It was just after a rainstorm, a great time for hunting deer. It was a perfect place, high up in the dense woods of the Plumas National Forest.
Chuck and Michelle Padigo had been down the logging road lots of times, including just a few days earlier.
Past two gates, about three miles from the highway, in a recently logged area, Michelle looked down and spotted something very strange.
What the Padigo's say they encountered was more than three dozen huge footprints spread out over a hundred yards or more.
In the new issue just hitting newsstands, The ENQUIRER reports that preliminary findings reveal that tests performed during the autopsy show Anna Nicole had a severe case of pneumonia. Prescription drugs that she had taken made the condition worse and did play a role in her death. The full toxicology report has not yet been completed.
Sources very close to the death investigation told The ENQUIRER that the prescription drugs masked the seriousness of her pneumonia. Anna Nicole had previously been hospitalized for pneumonia in the Bahamas after her son died.
This time, the painkillers Anna Nicole was taking masked her symptoms and quickened the deadly effects of the pneumonia."
The Pulp Fiction star has decided to use her death as a chance to promote Narconon – the controversial Church of Scientology drug rehab programme – saying it could have saved the Playmate's life.
A toxicology report from the 39- year-old's autopsy has not been completed yet, but methadone and other drugs were discovered in the Florida hotel room where she died earlier this month.
Travolta said: 'It's so sad. We could have helped her with Narconon but didn't get a chance to. I wish we had.'"
NICOLAS CAGE - CAGE WANTS THE FLY: "Nicolas Cage is vying for the part of THE FLY in a planned remake of DAVID CRONENBERG's 1986 cult classic, according to the director himself. Cronenberg, who is working on an operatic version of the creepy man-insect story, will not be involved in the remake, but he has been kept abreast of developments. He tells E! 'From what I hear, Nic Cage wants the part.' "

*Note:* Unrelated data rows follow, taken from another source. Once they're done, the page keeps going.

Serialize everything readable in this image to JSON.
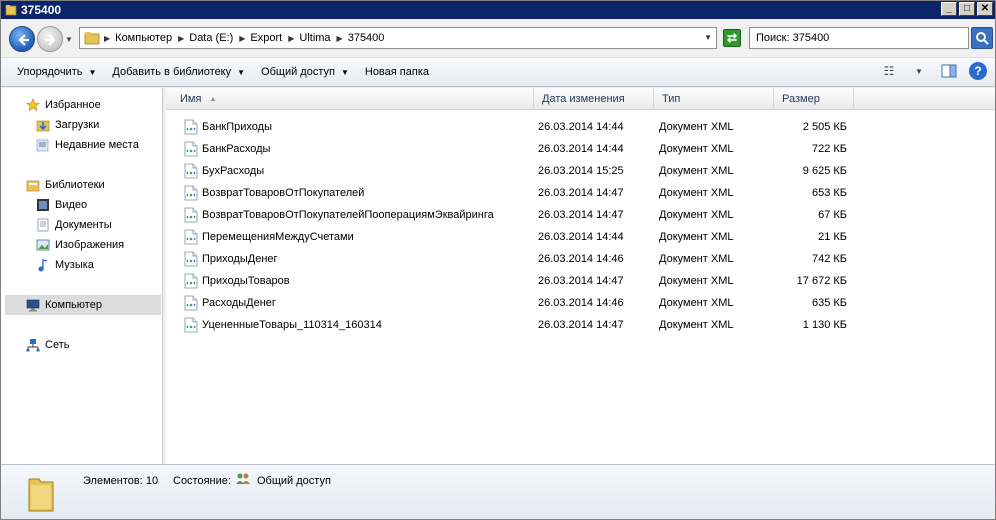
{
  "window": {
    "title": "375400"
  },
  "address": {
    "crumbs": [
      "Компьютер",
      "Data (E:)",
      "Export",
      "Ultima",
      "375400"
    ],
    "search_placeholder": "Поиск: 375400"
  },
  "toolbar": {
    "organize": "Упорядочить",
    "add_to_library": "Добавить в библиотеку",
    "share": "Общий доступ",
    "new_folder": "Новая папка"
  },
  "sidebar": {
    "favorites": "Избранное",
    "downloads": "Загрузки",
    "recent": "Недавние места",
    "libraries": "Библиотеки",
    "video": "Видео",
    "documents": "Документы",
    "images": "Изображения",
    "music": "Музыка",
    "computer": "Компьютер",
    "network": "Сеть"
  },
  "columns": {
    "name": "Имя",
    "date": "Дата изменения",
    "type": "Тип",
    "size": "Размер"
  },
  "files": [
    {
      "name": "БанкПриходы",
      "date": "26.03.2014 14:44",
      "type": "Документ XML",
      "size": "2 505 КБ"
    },
    {
      "name": "БанкРасходы",
      "date": "26.03.2014 14:44",
      "type": "Документ XML",
      "size": "722 КБ"
    },
    {
      "name": "БухРасходы",
      "date": "26.03.2014 15:25",
      "type": "Документ XML",
      "size": "9 625 КБ"
    },
    {
      "name": "ВозвратТоваровОтПокупателей",
      "date": "26.03.2014 14:47",
      "type": "Документ XML",
      "size": "653 КБ"
    },
    {
      "name": "ВозвратТоваровОтПокупателейПооперациямЭквайринга",
      "date": "26.03.2014 14:47",
      "type": "Документ XML",
      "size": "67 КБ"
    },
    {
      "name": "ПеремещенияМеждуСчетами",
      "date": "26.03.2014 14:44",
      "type": "Документ XML",
      "size": "21 КБ"
    },
    {
      "name": "ПриходыДенег",
      "date": "26.03.2014 14:46",
      "type": "Документ XML",
      "size": "742 КБ"
    },
    {
      "name": "ПриходыТоваров",
      "date": "26.03.2014 14:47",
      "type": "Документ XML",
      "size": "17 672 КБ"
    },
    {
      "name": "РасходыДенег",
      "date": "26.03.2014 14:46",
      "type": "Документ XML",
      "size": "635 КБ"
    },
    {
      "name": "УцененныеТовары_110314_160314",
      "date": "26.03.2014 14:47",
      "type": "Документ XML",
      "size": "1 130 КБ"
    }
  ],
  "status": {
    "items_label": "Элементов: 10",
    "state_label": "Состояние:",
    "state_value": "Общий доступ"
  }
}
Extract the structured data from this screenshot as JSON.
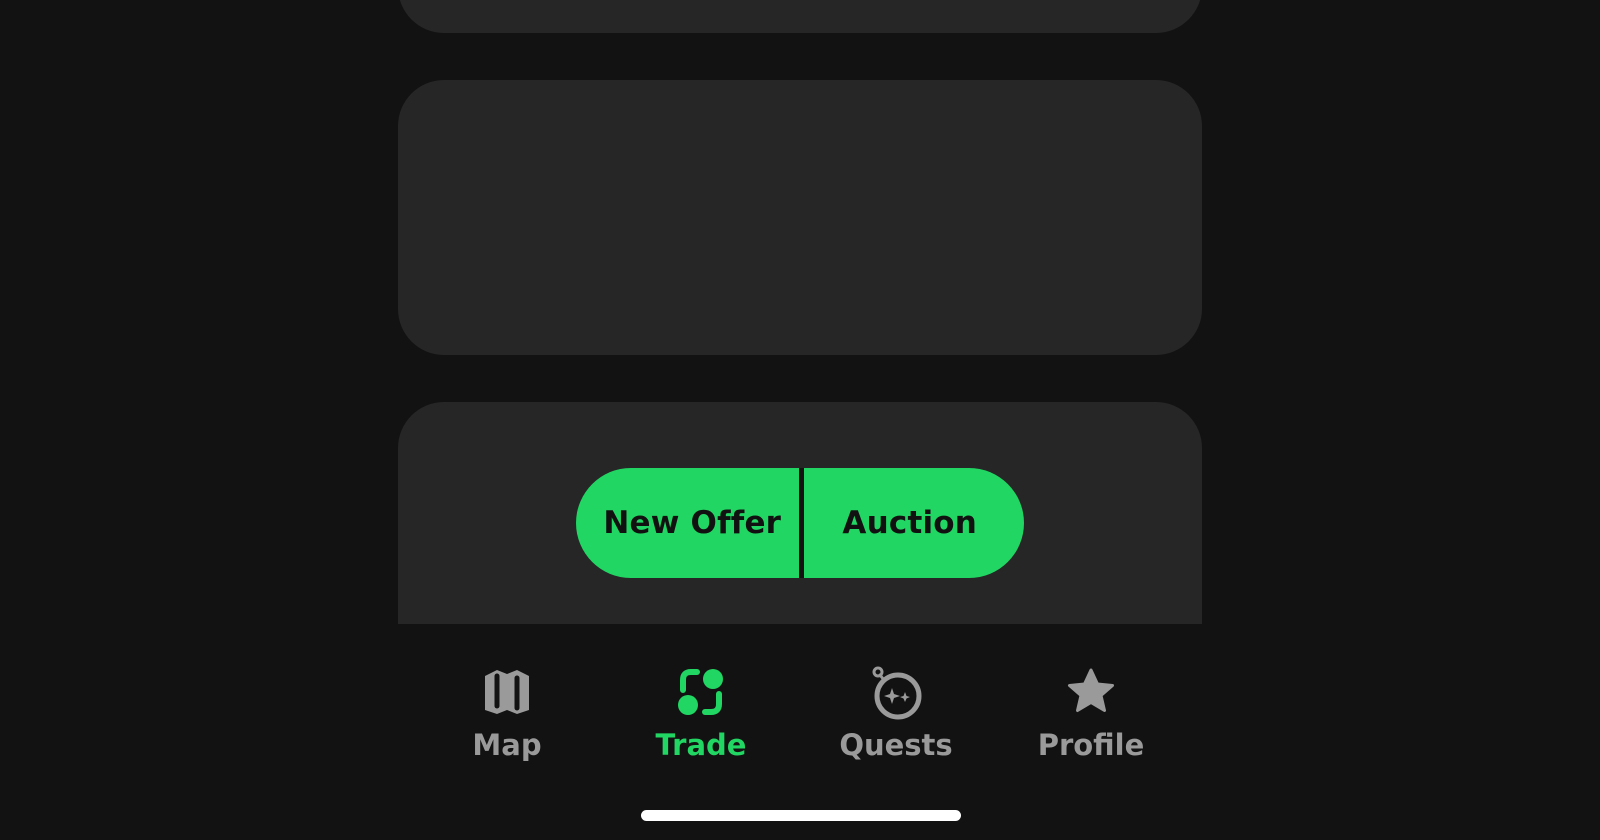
{
  "actions": {
    "new_offer_label": "New Offer",
    "auction_label": "Auction"
  },
  "tabbar": {
    "items": [
      {
        "label": "Map",
        "icon": "map-icon",
        "active": false
      },
      {
        "label": "Trade",
        "icon": "trade-icon",
        "active": true
      },
      {
        "label": "Quests",
        "icon": "quests-icon",
        "active": false
      },
      {
        "label": "Profile",
        "icon": "star-icon",
        "active": false
      }
    ]
  },
  "colors": {
    "background": "#121212",
    "card": "#262626",
    "accent": "#21d662",
    "inactive": "#9a9a9a",
    "home_indicator": "#ffffff"
  }
}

Tuesday, February 27, 2007
Bob Randisi swears this is right.
1909 Honus Wagner baseball card sells for record $2.35 million: "LOS ANGELES — The 'Holy Grail of baseball cards,' the famous 1909 Honus Wagner tobacco card once owned by hockey great Wayne Gretzky, has sold for a record-setting $2,350,000, the seller of the card said Monday.
The anonymous buyer has only been identified as a Southern California collector. SCP Auctions Inc., a company that holds sports memorabilia auctions, said it bought a small share of the card. It is scheduled to be shown at a news conference at Dodger Stadium today."
www.mugshotsmagazine.com - Mugshots Magazine: "Welcome to Mugshots Magazine.
We're a quarterly crime fiction rag. Just getting started. Little different from the rest of the boys and girls on the block. Not better, not fancier, just a little different.
And why's that, you ask? Easy. We supply the picture, you supply the story. Interested? Then check out the guidelines over on the side.
Now accepting submissions for Spring 2007
Deadline for submissions is May 1st."
Monday, February 26, 2007
WASHINGTON - The next hike in postage rates could be ameliorated by the introduction of a "forever" stamp that would cover first-class postage despite future increases.
The independent Postal Regulatory Commission scheduled a Monday morning briefing to announce its ruling on the Postal Service's requests to raise first-class rates 3 cents to 42 cents and to establish the permanent stamp.
If the commission agrees, the matter goes back to the board of governors of the Postal Service, which is expected to schedule any rate changes in May. The commission can also reject or modify the rate proposal and send that to the postal board for a response.
A key part of the plan is the so-called forever stamp, which would allow consumers to hedge against future rate increases.
The stamp, which would not show a denomination, would sell for the first-class rate at the time of purchase and would remain valid for mailing permanently, even if rates increase.
powered by performancing firefox